Study Guide

Dr. Henry Jekyll in Strange Case of Dr. Jekyll and Mr. Hyde

By Robert Louis Stevenson

Dr. Henry Jekyll

(Click the character infographic to download.)

No More Mr. Nice Guy

Dr. Jekyll is a good guy who plays by the rules. He reads books about religion, he does charity work, and he throws dinner parties for his bachelor friends—and though the phrase "bachelor party" conjures up images of Vegas and debauchery, the focus of these parties is science, religion, and literature (*stifled yawn*).

Dr. Jekyll eats his greens. He flosses daily. He makes his bed first thing in the morning. He never leaves his wet towels on the floor. And all this goodness is making him crawl out of his dang skin.

But Dr. Jekyll does have one nasty little secret: he longs to be evil and give way to many unspecified "appetites." His name perhaps provides a clue: "Je" in French means "I," while "kyll" = kill. The question is, what or whom does he kill? Himself? His appetites? His good side? His evil side?

After contemplating and analyzing these appetites of his, Dr. Jekyll decides that all men are both good and evil, and the clear thing to do is to try separating these two opposing facets:

It was on the moral side, and in my own person, that I learned to recognise the thorough and primitive duality of man; I saw that, of the two natures that contended in the field of my consciousness, even if I could rightly be said to be either, it was only because I was radically both; and from an early date, even before the course of my scientific discoveries had begun to suggest the most naked possibility of such a miracle, I had learned to dwell with pleasure, as a beloved daydream, on the thought of the separation of these elements. If each, I told myself, could be housed in separate identities, life would be relieved of all that was unbearable; the unjust might go his way, delivered from the aspirations and remorse of his more upright twin; and the just could walk steadfastly and securely on his upward path, doing the good things in which he found his pleasure, and no longer exposed to disgrace and penitence by the hands of this extraneous evil. It was the curse of mankind that these incongruous faggots were thus bound together—that in the agonised womb of consciousness, these polar twins should continuously be struggling. How, then, were they dissociated? (10.1)
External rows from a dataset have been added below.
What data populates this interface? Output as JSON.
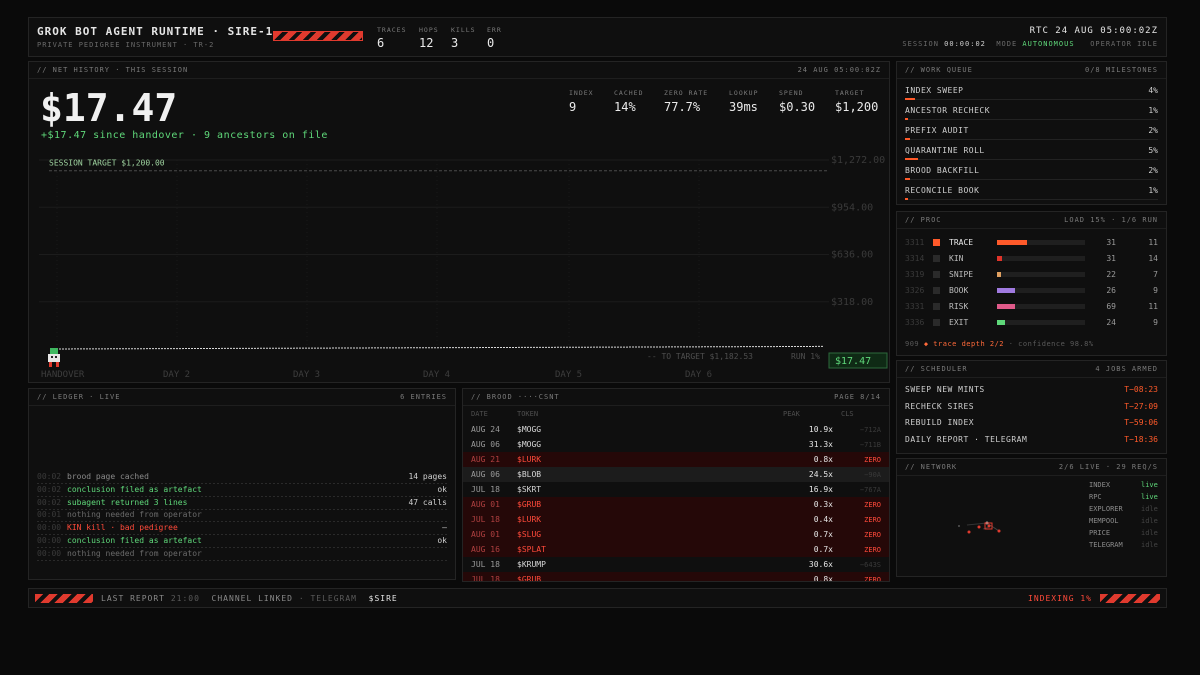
{
  "header": {
    "title": "GROK BOT AGENT RUNTIME · SIRE-1",
    "subtitle": "PRIVATE PEDIGREE INSTRUMENT · TR-2",
    "stats": [
      {
        "label": "TRACES",
        "value": "6"
      },
      {
        "label": "HOPS",
        "value": "12"
      },
      {
        "label": "KILLS",
        "value": "3"
      },
      {
        "label": "ERR",
        "value": "0"
      }
    ],
    "rtc": "RTC 24 AUG 05:00:02Z",
    "session_label": "SESSION",
    "session_value": "00:00:02",
    "mode_label": "MODE",
    "mode_value": "AUTONOMOUS",
    "operator": "OPERATOR IDLE"
  },
  "net": {
    "title": "// NET HISTORY · THIS SESSION",
    "timestamp": "24 AUG 05:00:02Z",
    "amount": "$17.47",
    "delta": "+$17.47 since handover · 9 ancestors on file",
    "stats": [
      {
        "label": "INDEX",
        "value": "9"
      },
      {
        "label": "CACHED",
        "value": "14%"
      },
      {
        "label": "ZERO RATE",
        "value": "77.7%"
      },
      {
        "label": "LOOKUP",
        "value": "39ms"
      },
      {
        "label": "SPEND",
        "value": "$0.30"
      },
      {
        "label": "TARGET",
        "value": "$1,200"
      }
    ]
  },
  "chart_data": {
    "type": "line",
    "target_label": "SESSION TARGET $1,200.00",
    "target_value": 1200,
    "y_ticks": [
      "$1,272.00",
      "$954.00",
      "$636.00",
      "$318.00"
    ],
    "x_labels": [
      "HANDOVER",
      "DAY 2",
      "DAY 3",
      "DAY 4",
      "DAY 5",
      "DAY 6"
    ],
    "ylim": [
      0,
      1272
    ],
    "series": [
      {
        "values": [
          0,
          17.47
        ]
      }
    ],
    "current_label": "$17.47",
    "to_target": "-- TO TARGET $1,182.53",
    "run_label": "RUN 1%"
  },
  "queue": {
    "title": "// WORK QUEUE",
    "count": "0/8 MILESTONES",
    "items": [
      {
        "name": "INDEX SWEEP",
        "pct": "4%",
        "fill": 0.04
      },
      {
        "name": "ANCESTOR RECHECK",
        "pct": "1%",
        "fill": 0.01
      },
      {
        "name": "PREFIX AUDIT",
        "pct": "2%",
        "fill": 0.02
      },
      {
        "name": "QUARANTINE ROLL",
        "pct": "5%",
        "fill": 0.05
      },
      {
        "name": "BROOD BACKFILL",
        "pct": "2%",
        "fill": 0.02
      },
      {
        "name": "RECONCILE BOOK",
        "pct": "1%",
        "fill": 0.01
      }
    ]
  },
  "proc": {
    "title": "// PROC",
    "load": "LOAD 15% · 1/6 RUN",
    "rows": [
      {
        "pid": "3311",
        "name": "TRACE",
        "color": "#ff5a2a",
        "fill": 0.34,
        "a": "31",
        "b": "11",
        "active": true
      },
      {
        "pid": "3314",
        "name": "KIN",
        "color": "#e0342a",
        "fill": 0.06,
        "a": "31",
        "b": "14",
        "active": false
      },
      {
        "pid": "3319",
        "name": "SNIPE",
        "color": "#e0a060",
        "fill": 0.04,
        "a": "22",
        "b": "7",
        "active": false
      },
      {
        "pid": "3326",
        "name": "BOOK",
        "color": "#a07ae0",
        "fill": 0.2,
        "a": "26",
        "b": "9",
        "active": false
      },
      {
        "pid": "3331",
        "name": "RISK",
        "color": "#e05a8a",
        "fill": 0.2,
        "a": "69",
        "b": "11",
        "active": false
      },
      {
        "pid": "3336",
        "name": "EXIT",
        "color": "#5fd87a",
        "fill": 0.09,
        "a": "24",
        "b": "9",
        "active": false
      }
    ],
    "footer_a": "909",
    "footer_b": "◆ trace depth 2/2",
    "footer_c": "· confidence 98.8%"
  },
  "scheduler": {
    "title": "// SCHEDULER",
    "count": "4 JOBS ARMED",
    "jobs": [
      {
        "name": "SWEEP NEW MINTS",
        "time": "T−08:23"
      },
      {
        "name": "RECHECK SIRES",
        "time": "T−27:09"
      },
      {
        "name": "REBUILD INDEX",
        "time": "T−59:06"
      },
      {
        "name": "DAILY REPORT · TELEGRAM",
        "time": "T−18:36"
      }
    ]
  },
  "network": {
    "title": "// NETWORK",
    "status": "2/6 LIVE · 29 REQ/S",
    "nodes": [
      {
        "name": "INDEX",
        "state": "live"
      },
      {
        "name": "RPC",
        "state": "live"
      },
      {
        "name": "EXPLORER",
        "state": "idle"
      },
      {
        "name": "MEMPOOL",
        "state": "idle"
      },
      {
        "name": "PRICE",
        "state": "idle"
      },
      {
        "name": "TELEGRAM",
        "state": "idle"
      }
    ]
  },
  "ledger": {
    "title": "// LEDGER · LIVE",
    "count": "6 ENTRIES",
    "entries": [
      {
        "time": "00:02",
        "text": "brood page cached",
        "value": "14 pages",
        "color": "#8a8a8a"
      },
      {
        "time": "00:02",
        "text": "conclusion filed as artefact",
        "value": "ok",
        "color": "#5fd87a"
      },
      {
        "time": "00:02",
        "text": "subagent returned 3 lines",
        "value": "47 calls",
        "color": "#5fd87a"
      },
      {
        "time": "00:01",
        "text": "nothing needed from operator",
        "value": "",
        "color": "#6a6a6a"
      },
      {
        "time": "00:00",
        "text": "KIN kill · bad pedigree",
        "value": "—",
        "color": "#ff4a3a"
      },
      {
        "time": "00:00",
        "text": "conclusion filed as artefact",
        "value": "ok",
        "color": "#5fd87a"
      },
      {
        "time": "00:00",
        "text": "nothing needed from operator",
        "value": "",
        "color": "#6a6a6a"
      }
    ]
  },
  "brood": {
    "title": "// BROOD ····CSNT",
    "page": "PAGE 8/14",
    "headers": [
      "DATE",
      "TOKEN",
      "PEAK",
      "CLS"
    ],
    "rows": [
      {
        "date": "AUG 24",
        "token": "$MOGG",
        "peak": "10.9x",
        "cls": "−712A",
        "zero": false
      },
      {
        "date": "AUG 06",
        "token": "$MOGG",
        "peak": "31.3x",
        "cls": "−711B",
        "zero": false
      },
      {
        "date": "AUG 21",
        "token": "$LURK",
        "peak": "0.8x",
        "cls": "ZERO",
        "zero": true
      },
      {
        "date": "AUG 06",
        "token": "$BLOB",
        "peak": "24.5x",
        "cls": "−90A",
        "zero": false
      },
      {
        "date": "JUL 18",
        "token": "$SKRT",
        "peak": "16.9x",
        "cls": "−767A",
        "zero": false
      },
      {
        "date": "AUG 01",
        "token": "$GRUB",
        "peak": "0.3x",
        "cls": "ZERO",
        "zero": true
      },
      {
        "date": "JUL 18",
        "token": "$LURK",
        "peak": "0.4x",
        "cls": "ZERO",
        "zero": true
      },
      {
        "date": "AUG 01",
        "token": "$SLUG",
        "peak": "0.7x",
        "cls": "ZERO",
        "zero": true
      },
      {
        "date": "AUG 16",
        "token": "$SPLAT",
        "peak": "0.7x",
        "cls": "ZERO",
        "zero": true
      },
      {
        "date": "JUL 18",
        "token": "$KRUMP",
        "peak": "30.6x",
        "cls": "−643S",
        "zero": false
      },
      {
        "date": "JUL 18",
        "token": "$GRUB",
        "peak": "0.8x",
        "cls": "ZERO",
        "zero": true
      }
    ]
  },
  "footer": {
    "last_report": "LAST REPORT",
    "report_time": "21:00",
    "channel": "CHANNEL LINKED",
    "channel_name": "· TELEGRAM",
    "ticker": "$SIRE",
    "indexing": "INDEXING 1%"
  }
}
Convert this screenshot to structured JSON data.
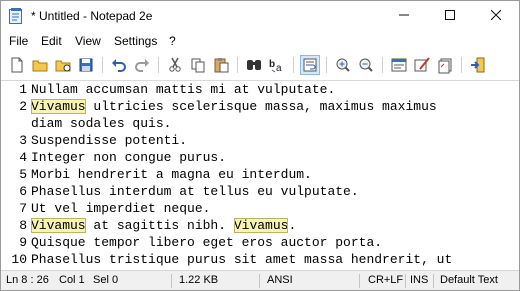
{
  "window": {
    "title": "* Untitled - Notepad 2e",
    "controls": {
      "minimize_icon": "minimize-icon",
      "maximize_icon": "maximize-icon",
      "close_icon": "close-icon"
    }
  },
  "menu": {
    "items": [
      "File",
      "Edit",
      "View",
      "Settings",
      "?"
    ]
  },
  "toolbar": {
    "buttons": [
      {
        "name": "new-icon"
      },
      {
        "name": "open-icon"
      },
      {
        "name": "browse-icon"
      },
      {
        "name": "save-icon"
      },
      {
        "name": "undo-icon"
      },
      {
        "name": "redo-icon"
      },
      {
        "name": "cut-icon"
      },
      {
        "name": "copy-icon"
      },
      {
        "name": "paste-icon"
      },
      {
        "name": "find-icon"
      },
      {
        "name": "replace-icon"
      },
      {
        "name": "word-wrap-icon",
        "active": true
      },
      {
        "name": "zoom-in-icon"
      },
      {
        "name": "zoom-out-icon"
      },
      {
        "name": "scheme-icon"
      },
      {
        "name": "customize-schemes-icon"
      },
      {
        "name": "new-window-icon"
      },
      {
        "name": "exit-icon"
      }
    ]
  },
  "editor": {
    "highlight_color": "#f6f3b4",
    "lines": [
      {
        "num": "1",
        "parts": [
          {
            "t": "Nullam accumsan mattis mi at vulputate."
          }
        ]
      },
      {
        "num": "2",
        "parts": [
          {
            "t": "Vivamus",
            "hl": true
          },
          {
            "t": " ultricies scelerisque massa, maximus maximus"
          }
        ]
      },
      {
        "num": "",
        "parts": [
          {
            "t": "diam sodales quis."
          }
        ]
      },
      {
        "num": "3",
        "parts": [
          {
            "t": "Suspendisse potenti."
          }
        ]
      },
      {
        "num": "4",
        "parts": [
          {
            "t": "Integer non congue purus."
          }
        ]
      },
      {
        "num": "5",
        "parts": [
          {
            "t": "Morbi hendrerit a magna eu interdum."
          }
        ]
      },
      {
        "num": "6",
        "parts": [
          {
            "t": "Phasellus interdum at tellus eu vulputate."
          }
        ]
      },
      {
        "num": "7",
        "parts": [
          {
            "t": "Ut vel imperdiet neque."
          }
        ]
      },
      {
        "num": "8",
        "parts": [
          {
            "t": "Vivamus",
            "hl": true
          },
          {
            "t": " at sagittis nibh. "
          },
          {
            "t": "Vivamus",
            "hl": true
          },
          {
            "t": "."
          }
        ]
      },
      {
        "num": "9",
        "parts": [
          {
            "t": "Quisque tempor libero eget eros auctor porta."
          }
        ]
      },
      {
        "num": "10",
        "parts": [
          {
            "t": "Phasellus tristique purus sit amet massa hendrerit, ut"
          }
        ]
      }
    ]
  },
  "status": {
    "position": "Ln 8 : 26",
    "column": "Col 1",
    "selection": "Sel 0",
    "size": "1.22 KB",
    "encoding": "ANSI",
    "line_endings": "CR+LF",
    "insert_mode": "INS",
    "scheme": "Default Text"
  }
}
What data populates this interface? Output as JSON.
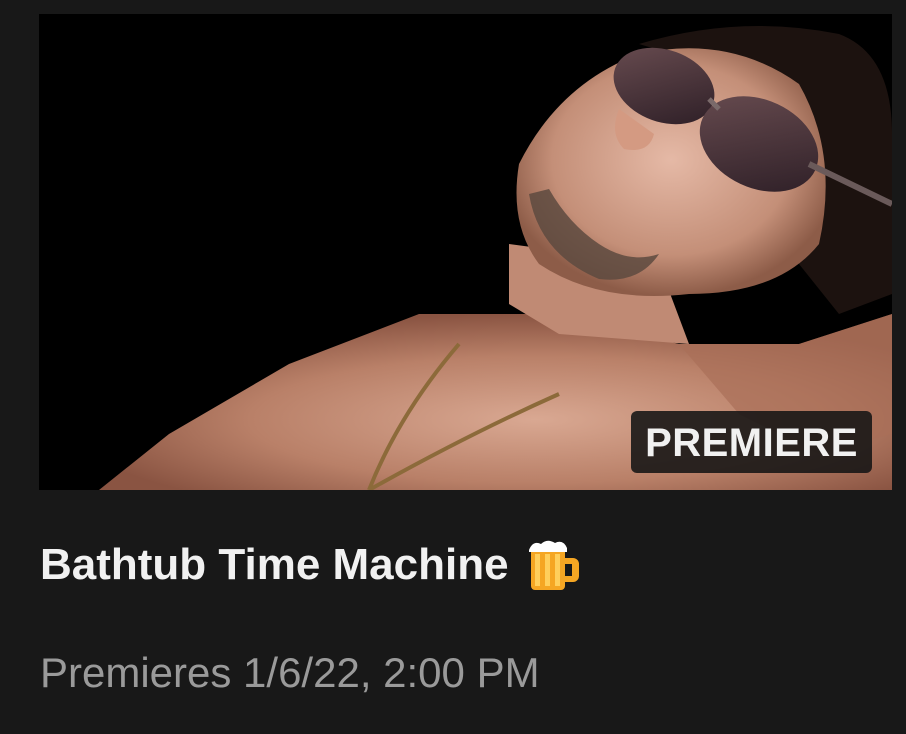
{
  "video": {
    "thumbnail_icon": "person-photo",
    "badge": "PREMIERE",
    "title": "Bathtub Time Machine",
    "title_emoji": "beer-mug-icon",
    "meta": "Premieres 1/6/22, 2:00 PM"
  },
  "colors": {
    "background": "#181818",
    "title": "#f1f1f1",
    "meta": "#9a9a9a",
    "badge_bg": "#141414"
  }
}
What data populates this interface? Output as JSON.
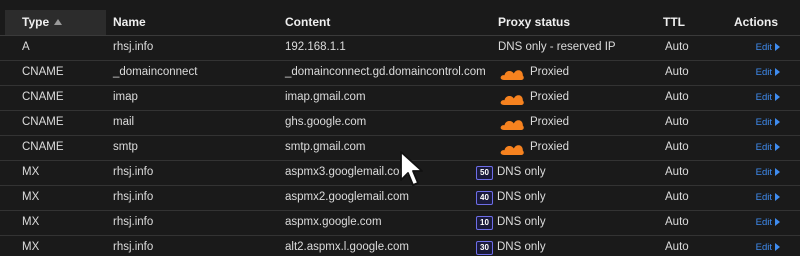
{
  "table": {
    "headers": {
      "type": "Type",
      "name": "Name",
      "content": "Content",
      "proxy": "Proxy status",
      "ttl": "TTL",
      "actions": "Actions"
    },
    "rows": [
      {
        "type": "A",
        "name": "rhsj.info",
        "content": "192.168.1.1",
        "proxy": "DNS only - reserved IP",
        "ttl": "Auto",
        "action": "Edit"
      },
      {
        "type": "CNAME",
        "name": "_domainconnect",
        "content": "_domainconnect.gd.domaincontrol.com",
        "proxy": "Proxied",
        "ttl": "Auto",
        "action": "Edit"
      },
      {
        "type": "CNAME",
        "name": "imap",
        "content": "imap.gmail.com",
        "proxy": "Proxied",
        "ttl": "Auto",
        "action": "Edit"
      },
      {
        "type": "CNAME",
        "name": "mail",
        "content": "ghs.google.com",
        "proxy": "Proxied",
        "ttl": "Auto",
        "action": "Edit"
      },
      {
        "type": "CNAME",
        "name": "smtp",
        "content": "smtp.gmail.com",
        "proxy": "Proxied",
        "ttl": "Auto",
        "action": "Edit"
      },
      {
        "type": "MX",
        "name": "rhsj.info",
        "content": "aspmx3.googlemail.com",
        "priority": "50",
        "proxy": "DNS only",
        "ttl": "Auto",
        "action": "Edit"
      },
      {
        "type": "MX",
        "name": "rhsj.info",
        "content": "aspmx2.googlemail.com",
        "priority": "40",
        "proxy": "DNS only",
        "ttl": "Auto",
        "action": "Edit"
      },
      {
        "type": "MX",
        "name": "rhsj.info",
        "content": "aspmx.google.com",
        "priority": "10",
        "proxy": "DNS only",
        "ttl": "Auto",
        "action": "Edit"
      },
      {
        "type": "MX",
        "name": "rhsj.info",
        "content": "alt2.aspmx.l.google.com",
        "priority": "30",
        "proxy": "DNS only",
        "ttl": "Auto",
        "action": "Edit"
      }
    ]
  },
  "colors": {
    "background": "#1a1a1a",
    "link": "#3f8cf0",
    "cloud": "#f6821f",
    "priority_border": "#6d6de8"
  },
  "icons": {
    "sort": "sort-ascending-icon",
    "proxied": "orange-cloud-icon",
    "edit": "caret-right-icon",
    "cursor": "mouse-pointer-icon"
  }
}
Dr. Jekyll—who is apparently a scientist as well as a doctor—experiments with a variety of potions with this goal in mind. He eventually mixes a potion that, when consumed, turns him into Mr. Hyde. He morphs into another person entirely—an evil person:

The most racking pangs succeeded: a grinding in the bones, deadly nausea, and a horror of the spirit that cannot be exceeded at the hour of birth or death. Then these agonies began swiftly to subside, and I came to myself as if out of a great sickness. There was something strange in my sensations, something indescribably new and, from its very novelty, incredibly sweet. I felt younger, lighter, happier in body; within I was conscious of a heady recklessness, a current of disordered sensual images running like a millrace in my fancy, a solution of the bonds of obligation, an unknown but not an innocent freedom of the soul. I knew myself, at the first breath of this new life, to be more wicked, tenfold more wicked, sold a slave to my original evil; and the thought, in that moment, braced and delighted me like wine. I stretched out my hands, exulting in the freshness of these sensations; and in the act, I was suddenly aware that I had lost in stature. (10.4)

It’s important to note that Dr. Jekyll has a conscience. He knows what he’s doing is bad. He even admits that as Dr. Jekyll, he sometimes works to fix the harm that he caused as Mr. Hyde. But eventually, he just can’t help himself. He has to participate in a world of pleasure no matter what it costs him.